● Exercise directions
The lines to copy run from the one containing "Give me the" through the last line of the listing; copy them exactly and nothing more.

● Data shown
________

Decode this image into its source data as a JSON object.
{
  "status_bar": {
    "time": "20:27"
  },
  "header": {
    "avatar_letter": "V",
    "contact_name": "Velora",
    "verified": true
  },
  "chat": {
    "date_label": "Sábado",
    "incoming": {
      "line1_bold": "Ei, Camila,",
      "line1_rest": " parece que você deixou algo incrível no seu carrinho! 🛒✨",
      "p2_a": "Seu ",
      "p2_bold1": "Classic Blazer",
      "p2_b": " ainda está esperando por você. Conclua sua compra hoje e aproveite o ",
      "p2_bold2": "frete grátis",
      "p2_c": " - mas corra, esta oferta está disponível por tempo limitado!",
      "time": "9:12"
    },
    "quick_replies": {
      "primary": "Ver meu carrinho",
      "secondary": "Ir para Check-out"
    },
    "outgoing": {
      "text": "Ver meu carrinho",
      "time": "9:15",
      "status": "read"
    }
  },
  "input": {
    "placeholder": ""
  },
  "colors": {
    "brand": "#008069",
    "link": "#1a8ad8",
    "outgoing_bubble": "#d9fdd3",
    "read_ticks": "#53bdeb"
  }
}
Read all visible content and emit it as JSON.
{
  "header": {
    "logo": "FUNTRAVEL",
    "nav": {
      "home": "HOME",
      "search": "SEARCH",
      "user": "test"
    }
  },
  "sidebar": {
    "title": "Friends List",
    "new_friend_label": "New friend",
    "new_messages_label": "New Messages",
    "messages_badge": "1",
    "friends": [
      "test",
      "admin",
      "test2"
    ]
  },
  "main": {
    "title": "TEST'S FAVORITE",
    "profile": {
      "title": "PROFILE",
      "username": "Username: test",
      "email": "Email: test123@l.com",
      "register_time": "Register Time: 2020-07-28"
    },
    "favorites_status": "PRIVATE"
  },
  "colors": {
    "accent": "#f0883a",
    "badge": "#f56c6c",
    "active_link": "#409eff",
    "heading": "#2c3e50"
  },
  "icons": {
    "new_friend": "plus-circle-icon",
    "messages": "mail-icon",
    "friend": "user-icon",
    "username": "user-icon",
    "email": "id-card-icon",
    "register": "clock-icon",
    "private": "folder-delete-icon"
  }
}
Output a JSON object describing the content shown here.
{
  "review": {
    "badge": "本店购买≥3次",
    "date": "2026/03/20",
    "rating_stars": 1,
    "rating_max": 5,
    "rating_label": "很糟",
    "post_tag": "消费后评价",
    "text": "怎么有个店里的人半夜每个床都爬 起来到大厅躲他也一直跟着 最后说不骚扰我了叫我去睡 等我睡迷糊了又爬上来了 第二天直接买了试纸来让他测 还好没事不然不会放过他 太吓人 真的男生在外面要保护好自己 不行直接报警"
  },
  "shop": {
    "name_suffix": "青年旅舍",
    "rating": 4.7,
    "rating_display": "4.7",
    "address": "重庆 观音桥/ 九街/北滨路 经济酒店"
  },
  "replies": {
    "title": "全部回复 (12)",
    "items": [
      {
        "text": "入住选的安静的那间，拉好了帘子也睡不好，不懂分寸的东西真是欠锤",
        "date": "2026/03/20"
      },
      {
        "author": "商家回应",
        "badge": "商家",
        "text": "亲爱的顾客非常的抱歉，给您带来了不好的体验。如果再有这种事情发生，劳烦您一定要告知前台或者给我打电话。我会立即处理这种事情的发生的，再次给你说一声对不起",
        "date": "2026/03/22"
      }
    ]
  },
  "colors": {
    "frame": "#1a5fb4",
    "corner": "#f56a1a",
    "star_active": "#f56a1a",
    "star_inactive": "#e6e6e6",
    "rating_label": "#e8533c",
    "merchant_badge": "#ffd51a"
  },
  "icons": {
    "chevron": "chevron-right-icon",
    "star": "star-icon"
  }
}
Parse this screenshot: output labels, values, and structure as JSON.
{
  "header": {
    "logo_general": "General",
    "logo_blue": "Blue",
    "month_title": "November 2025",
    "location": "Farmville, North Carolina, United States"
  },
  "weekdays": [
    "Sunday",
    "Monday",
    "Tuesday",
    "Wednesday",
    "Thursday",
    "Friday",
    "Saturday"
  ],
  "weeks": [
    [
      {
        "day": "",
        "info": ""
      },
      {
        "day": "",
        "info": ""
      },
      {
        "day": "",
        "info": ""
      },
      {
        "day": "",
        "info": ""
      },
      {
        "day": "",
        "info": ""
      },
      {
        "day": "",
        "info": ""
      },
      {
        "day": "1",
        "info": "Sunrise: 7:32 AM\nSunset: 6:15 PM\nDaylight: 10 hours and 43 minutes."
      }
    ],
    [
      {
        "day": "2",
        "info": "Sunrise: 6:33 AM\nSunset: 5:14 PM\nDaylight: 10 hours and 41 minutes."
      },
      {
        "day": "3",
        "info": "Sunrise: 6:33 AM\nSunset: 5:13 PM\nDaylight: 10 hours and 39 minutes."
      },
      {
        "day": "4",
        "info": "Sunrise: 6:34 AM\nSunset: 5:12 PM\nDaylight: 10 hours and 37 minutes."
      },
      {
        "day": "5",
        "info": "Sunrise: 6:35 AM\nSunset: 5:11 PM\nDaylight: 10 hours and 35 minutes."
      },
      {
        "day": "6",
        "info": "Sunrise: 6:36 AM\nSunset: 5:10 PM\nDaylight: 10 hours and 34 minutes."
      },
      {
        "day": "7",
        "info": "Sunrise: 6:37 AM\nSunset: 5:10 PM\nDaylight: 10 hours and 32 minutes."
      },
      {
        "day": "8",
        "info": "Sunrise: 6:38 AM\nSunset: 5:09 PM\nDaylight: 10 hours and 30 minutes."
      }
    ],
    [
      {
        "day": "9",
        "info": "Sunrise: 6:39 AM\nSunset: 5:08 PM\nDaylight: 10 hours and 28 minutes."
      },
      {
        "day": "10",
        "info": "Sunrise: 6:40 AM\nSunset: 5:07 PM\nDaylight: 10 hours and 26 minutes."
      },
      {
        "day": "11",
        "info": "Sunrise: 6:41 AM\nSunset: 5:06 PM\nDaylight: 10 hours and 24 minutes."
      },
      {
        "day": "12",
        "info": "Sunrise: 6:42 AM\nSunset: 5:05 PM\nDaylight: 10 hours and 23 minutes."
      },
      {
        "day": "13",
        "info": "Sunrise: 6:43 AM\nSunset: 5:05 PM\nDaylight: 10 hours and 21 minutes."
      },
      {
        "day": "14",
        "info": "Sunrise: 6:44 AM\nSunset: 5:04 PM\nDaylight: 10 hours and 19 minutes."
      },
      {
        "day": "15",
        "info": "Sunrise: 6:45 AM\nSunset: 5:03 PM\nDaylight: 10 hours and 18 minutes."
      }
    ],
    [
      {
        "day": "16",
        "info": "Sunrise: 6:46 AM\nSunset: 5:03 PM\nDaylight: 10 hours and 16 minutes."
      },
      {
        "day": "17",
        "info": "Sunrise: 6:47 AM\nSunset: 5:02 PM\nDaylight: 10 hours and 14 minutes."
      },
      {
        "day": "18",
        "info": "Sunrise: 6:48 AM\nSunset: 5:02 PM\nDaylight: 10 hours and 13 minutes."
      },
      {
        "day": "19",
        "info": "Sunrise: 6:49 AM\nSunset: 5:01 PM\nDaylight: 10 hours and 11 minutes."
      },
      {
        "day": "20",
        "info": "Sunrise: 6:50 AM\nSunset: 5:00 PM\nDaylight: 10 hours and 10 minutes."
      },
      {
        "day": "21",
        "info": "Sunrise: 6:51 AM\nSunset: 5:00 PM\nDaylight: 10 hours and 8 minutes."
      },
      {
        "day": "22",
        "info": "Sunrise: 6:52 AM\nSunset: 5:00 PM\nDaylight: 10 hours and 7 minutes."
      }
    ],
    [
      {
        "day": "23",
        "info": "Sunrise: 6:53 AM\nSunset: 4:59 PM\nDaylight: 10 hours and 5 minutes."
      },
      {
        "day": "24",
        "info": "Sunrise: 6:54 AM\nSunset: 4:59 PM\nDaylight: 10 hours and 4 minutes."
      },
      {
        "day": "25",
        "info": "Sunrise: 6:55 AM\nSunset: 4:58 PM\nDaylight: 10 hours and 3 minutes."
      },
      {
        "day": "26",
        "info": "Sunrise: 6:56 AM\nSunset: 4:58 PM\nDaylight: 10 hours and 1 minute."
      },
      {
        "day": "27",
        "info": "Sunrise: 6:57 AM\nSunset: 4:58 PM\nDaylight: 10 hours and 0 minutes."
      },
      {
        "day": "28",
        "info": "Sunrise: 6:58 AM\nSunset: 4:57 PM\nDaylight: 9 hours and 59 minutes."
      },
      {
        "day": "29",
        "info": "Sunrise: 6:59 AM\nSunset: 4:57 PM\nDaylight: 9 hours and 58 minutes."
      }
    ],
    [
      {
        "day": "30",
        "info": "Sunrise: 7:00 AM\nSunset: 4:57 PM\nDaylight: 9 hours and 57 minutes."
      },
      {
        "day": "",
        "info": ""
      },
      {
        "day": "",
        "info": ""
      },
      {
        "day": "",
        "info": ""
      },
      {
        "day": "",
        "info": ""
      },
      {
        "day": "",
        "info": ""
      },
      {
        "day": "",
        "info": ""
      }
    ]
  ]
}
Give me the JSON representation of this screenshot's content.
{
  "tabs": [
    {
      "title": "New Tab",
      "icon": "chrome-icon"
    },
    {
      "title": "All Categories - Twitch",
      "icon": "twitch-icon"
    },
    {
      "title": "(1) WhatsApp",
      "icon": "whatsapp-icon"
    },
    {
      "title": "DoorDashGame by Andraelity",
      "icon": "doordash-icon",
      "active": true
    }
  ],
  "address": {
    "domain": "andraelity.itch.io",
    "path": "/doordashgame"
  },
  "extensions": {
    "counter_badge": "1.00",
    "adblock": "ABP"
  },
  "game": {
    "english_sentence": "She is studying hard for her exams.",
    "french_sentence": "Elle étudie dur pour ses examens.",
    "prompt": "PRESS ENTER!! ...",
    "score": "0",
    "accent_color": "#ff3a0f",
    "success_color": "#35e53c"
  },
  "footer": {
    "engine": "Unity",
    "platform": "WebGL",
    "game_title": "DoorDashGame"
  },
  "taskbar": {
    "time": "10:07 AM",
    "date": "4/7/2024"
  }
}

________

● Answer to this task
Give me the JSON representation of this screenshot's content.
{
  "tabs": [
    {
      "title": "New Tab",
      "icon": "chrome-icon"
    },
    {
      "title": "All Categories - Twitch",
      "icon": "twitch-icon"
    },
    {
      "title": "(1) WhatsApp",
      "icon": "whatsapp-icon"
    },
    {
      "title": "DoorDashGame by Andraelity",
      "icon": "doordash-icon",
      "active": true
    }
  ],
  "address": {
    "domain": "andraelity.itch.io",
    "path": "/doordashgame"
  },
  "extensions": {
    "counter_badge": "1.00",
    "adblock": "ABP"
  },
  "game": {
    "english_sentence": "She is studying hard for her exams.",
    "french_sentence": "Elle étudie dur pour ses examens.",
    "prompt": "PRESS ENTER!! ...",
    "score": "0",
    "accent_color": "#ff3a0f",
    "success_color": "#35e53c"
  },
  "footer": {
    "engine": "Unity",
    "platform": "WebGL",
    "game_title": "DoorDashGame"
  },
  "taskbar": {
    "time": "10:07 AM",
    "date": "4/7/2024"
  }
}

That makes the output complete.